• _Task objective_: Output only how many lines below contain "true".

********************

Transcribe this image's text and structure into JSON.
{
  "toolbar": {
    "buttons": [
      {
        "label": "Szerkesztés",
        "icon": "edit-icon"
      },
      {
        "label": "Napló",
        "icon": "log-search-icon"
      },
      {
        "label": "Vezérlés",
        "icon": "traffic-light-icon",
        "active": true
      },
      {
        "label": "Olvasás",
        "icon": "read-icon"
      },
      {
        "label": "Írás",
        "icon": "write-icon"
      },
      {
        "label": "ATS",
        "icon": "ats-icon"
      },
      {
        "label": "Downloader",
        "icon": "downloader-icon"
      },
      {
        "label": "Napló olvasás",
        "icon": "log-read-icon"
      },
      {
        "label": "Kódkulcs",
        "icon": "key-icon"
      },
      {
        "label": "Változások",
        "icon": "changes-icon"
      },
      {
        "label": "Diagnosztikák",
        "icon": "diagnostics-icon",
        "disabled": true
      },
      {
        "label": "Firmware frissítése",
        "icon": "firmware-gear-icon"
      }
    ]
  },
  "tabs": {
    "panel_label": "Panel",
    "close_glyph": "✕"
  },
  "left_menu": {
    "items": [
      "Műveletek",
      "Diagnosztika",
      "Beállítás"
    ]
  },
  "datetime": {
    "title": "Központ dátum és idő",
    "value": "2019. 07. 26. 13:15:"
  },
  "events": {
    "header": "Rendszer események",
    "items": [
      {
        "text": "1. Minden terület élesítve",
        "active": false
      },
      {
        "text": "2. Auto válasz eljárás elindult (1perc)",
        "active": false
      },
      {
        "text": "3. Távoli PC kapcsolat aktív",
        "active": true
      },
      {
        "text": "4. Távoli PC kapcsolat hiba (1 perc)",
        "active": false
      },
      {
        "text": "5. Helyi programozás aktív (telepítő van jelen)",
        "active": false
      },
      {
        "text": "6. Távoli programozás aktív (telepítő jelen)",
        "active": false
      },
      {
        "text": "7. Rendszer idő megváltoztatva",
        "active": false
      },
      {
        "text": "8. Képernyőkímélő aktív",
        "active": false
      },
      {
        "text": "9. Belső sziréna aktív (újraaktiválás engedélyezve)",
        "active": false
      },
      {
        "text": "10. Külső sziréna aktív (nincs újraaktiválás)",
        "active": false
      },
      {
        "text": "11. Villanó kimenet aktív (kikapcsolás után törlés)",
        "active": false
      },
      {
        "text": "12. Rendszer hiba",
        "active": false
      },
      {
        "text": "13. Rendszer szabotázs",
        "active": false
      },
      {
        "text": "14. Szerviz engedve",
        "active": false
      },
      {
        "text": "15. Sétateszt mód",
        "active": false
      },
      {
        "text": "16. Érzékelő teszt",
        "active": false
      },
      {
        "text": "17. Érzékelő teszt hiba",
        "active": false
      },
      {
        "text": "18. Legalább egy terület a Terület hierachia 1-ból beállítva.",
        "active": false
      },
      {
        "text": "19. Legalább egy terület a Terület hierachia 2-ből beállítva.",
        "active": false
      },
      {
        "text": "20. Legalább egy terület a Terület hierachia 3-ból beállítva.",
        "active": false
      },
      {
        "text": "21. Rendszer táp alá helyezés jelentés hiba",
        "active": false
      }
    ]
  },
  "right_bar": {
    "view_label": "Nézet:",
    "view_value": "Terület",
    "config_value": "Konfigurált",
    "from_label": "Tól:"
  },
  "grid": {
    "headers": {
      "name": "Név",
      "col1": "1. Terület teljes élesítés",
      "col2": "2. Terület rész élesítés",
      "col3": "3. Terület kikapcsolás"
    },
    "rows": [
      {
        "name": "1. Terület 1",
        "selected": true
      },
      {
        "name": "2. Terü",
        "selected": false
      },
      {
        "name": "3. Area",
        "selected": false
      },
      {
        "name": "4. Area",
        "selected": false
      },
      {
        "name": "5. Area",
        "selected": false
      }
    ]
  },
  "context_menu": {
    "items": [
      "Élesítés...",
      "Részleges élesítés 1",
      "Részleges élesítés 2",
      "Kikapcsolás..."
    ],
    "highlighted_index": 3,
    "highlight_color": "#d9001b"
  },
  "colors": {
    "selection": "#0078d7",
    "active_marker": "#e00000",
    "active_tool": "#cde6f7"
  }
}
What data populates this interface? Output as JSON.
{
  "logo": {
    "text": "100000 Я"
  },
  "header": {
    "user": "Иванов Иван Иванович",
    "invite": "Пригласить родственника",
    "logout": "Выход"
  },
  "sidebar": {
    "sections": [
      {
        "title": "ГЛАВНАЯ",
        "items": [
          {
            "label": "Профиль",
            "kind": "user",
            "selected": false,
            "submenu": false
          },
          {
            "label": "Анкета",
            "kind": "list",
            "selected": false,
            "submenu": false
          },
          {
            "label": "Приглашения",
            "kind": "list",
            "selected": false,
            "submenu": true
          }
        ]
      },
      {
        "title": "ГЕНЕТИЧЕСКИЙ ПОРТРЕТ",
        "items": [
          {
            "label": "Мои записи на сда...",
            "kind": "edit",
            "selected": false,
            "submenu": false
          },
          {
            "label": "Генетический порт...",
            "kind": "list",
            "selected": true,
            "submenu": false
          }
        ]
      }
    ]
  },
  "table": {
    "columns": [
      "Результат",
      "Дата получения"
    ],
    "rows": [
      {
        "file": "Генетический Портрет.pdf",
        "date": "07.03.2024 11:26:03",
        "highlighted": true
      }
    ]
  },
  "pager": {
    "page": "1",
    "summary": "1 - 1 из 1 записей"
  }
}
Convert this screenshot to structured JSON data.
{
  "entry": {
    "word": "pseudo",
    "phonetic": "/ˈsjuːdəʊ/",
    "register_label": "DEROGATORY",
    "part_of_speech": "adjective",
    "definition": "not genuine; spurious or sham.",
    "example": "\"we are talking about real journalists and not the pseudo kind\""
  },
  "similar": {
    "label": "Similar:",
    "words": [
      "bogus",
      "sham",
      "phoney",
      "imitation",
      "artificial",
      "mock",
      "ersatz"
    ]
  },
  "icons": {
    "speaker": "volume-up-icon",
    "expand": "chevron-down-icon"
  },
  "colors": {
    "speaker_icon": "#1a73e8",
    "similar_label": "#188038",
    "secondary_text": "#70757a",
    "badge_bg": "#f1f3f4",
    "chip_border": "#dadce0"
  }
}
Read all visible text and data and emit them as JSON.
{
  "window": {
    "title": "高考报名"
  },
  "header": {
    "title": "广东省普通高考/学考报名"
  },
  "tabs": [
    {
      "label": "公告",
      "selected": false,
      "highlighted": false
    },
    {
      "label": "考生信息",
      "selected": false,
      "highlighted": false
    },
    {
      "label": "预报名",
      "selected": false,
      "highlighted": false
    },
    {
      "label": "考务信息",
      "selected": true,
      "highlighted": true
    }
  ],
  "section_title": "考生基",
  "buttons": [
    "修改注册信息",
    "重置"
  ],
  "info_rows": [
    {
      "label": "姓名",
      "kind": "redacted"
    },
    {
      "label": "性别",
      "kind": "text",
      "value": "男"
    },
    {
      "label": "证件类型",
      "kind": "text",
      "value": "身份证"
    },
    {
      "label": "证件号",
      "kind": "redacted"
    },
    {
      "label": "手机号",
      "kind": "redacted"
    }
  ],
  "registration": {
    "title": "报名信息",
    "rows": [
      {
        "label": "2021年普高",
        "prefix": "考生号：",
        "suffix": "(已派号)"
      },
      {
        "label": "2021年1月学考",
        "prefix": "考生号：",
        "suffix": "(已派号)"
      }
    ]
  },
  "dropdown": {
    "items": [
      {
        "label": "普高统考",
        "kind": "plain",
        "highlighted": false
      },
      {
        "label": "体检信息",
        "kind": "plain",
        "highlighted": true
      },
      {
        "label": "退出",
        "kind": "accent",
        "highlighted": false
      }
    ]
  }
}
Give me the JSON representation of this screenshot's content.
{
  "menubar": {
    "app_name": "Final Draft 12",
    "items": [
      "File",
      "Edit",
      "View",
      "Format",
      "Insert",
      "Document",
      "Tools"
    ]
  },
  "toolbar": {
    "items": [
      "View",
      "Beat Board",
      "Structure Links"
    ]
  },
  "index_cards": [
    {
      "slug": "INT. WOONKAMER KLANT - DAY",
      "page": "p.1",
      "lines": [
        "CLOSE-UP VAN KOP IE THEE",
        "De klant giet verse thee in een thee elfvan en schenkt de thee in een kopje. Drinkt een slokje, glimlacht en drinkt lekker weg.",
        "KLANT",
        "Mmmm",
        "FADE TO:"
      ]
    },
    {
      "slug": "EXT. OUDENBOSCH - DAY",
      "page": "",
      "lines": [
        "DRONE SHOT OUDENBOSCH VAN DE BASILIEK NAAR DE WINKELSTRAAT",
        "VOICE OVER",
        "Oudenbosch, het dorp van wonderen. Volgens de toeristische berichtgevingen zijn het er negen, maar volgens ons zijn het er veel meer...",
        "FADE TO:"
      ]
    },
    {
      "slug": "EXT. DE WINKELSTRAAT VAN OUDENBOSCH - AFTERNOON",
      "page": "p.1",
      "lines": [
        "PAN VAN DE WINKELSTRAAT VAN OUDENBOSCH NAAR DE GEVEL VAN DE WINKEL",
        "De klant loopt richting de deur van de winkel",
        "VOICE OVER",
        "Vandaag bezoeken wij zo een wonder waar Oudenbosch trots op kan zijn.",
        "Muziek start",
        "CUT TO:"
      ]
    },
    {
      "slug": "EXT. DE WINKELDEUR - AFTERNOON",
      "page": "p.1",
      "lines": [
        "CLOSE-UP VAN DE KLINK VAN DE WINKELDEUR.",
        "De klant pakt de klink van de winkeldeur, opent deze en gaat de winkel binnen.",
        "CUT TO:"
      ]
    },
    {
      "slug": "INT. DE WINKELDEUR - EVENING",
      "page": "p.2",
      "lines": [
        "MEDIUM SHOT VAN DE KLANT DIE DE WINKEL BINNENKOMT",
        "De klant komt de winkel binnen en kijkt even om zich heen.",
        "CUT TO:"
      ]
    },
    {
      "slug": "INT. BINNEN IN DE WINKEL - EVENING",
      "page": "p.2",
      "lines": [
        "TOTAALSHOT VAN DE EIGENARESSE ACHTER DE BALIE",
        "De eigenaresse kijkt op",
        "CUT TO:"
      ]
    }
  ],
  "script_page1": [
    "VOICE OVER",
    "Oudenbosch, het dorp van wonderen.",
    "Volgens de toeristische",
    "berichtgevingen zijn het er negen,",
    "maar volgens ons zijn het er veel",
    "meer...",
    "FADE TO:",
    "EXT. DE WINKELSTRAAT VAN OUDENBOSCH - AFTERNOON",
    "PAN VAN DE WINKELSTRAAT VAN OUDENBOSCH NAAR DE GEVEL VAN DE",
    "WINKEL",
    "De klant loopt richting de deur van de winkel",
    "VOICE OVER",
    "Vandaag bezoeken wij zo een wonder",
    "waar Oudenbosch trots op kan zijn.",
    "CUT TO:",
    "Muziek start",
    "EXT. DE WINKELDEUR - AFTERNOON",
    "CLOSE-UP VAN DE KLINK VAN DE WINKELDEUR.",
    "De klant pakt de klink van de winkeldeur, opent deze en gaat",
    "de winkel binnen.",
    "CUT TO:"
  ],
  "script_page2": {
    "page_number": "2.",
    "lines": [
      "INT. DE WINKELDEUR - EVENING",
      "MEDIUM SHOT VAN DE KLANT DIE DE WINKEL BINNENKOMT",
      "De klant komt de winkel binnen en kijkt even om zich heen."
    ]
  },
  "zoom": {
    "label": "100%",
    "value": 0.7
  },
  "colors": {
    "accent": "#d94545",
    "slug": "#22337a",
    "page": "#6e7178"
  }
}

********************

• _Response below_: 10